Records for the exercise below:

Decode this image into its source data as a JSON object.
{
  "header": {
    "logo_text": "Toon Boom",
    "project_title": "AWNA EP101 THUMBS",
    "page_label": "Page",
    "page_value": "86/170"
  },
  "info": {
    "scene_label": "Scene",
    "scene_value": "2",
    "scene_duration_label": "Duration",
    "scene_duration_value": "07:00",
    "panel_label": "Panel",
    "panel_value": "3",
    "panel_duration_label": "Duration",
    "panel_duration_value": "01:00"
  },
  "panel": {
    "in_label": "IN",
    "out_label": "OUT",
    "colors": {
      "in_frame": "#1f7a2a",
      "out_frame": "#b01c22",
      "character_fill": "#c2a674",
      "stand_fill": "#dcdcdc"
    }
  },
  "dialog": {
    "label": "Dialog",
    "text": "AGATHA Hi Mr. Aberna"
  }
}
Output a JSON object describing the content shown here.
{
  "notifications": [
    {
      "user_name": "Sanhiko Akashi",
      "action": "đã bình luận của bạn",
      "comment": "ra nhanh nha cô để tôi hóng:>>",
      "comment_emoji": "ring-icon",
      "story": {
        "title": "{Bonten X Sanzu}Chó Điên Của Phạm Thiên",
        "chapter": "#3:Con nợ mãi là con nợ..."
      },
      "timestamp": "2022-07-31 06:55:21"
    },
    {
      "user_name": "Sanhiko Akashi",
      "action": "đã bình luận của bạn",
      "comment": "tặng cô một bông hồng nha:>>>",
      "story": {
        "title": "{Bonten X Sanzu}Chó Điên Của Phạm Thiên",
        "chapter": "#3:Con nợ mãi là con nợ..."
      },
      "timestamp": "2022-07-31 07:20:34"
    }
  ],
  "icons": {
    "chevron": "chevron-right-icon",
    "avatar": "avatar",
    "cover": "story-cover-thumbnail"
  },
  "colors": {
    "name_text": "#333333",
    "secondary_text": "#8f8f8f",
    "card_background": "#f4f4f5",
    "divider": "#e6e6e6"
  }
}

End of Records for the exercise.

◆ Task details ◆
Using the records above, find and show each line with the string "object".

◆ Answer area ◆
Decode this image into its source data as a JSON object.
Output a JSON object describing the content shown here.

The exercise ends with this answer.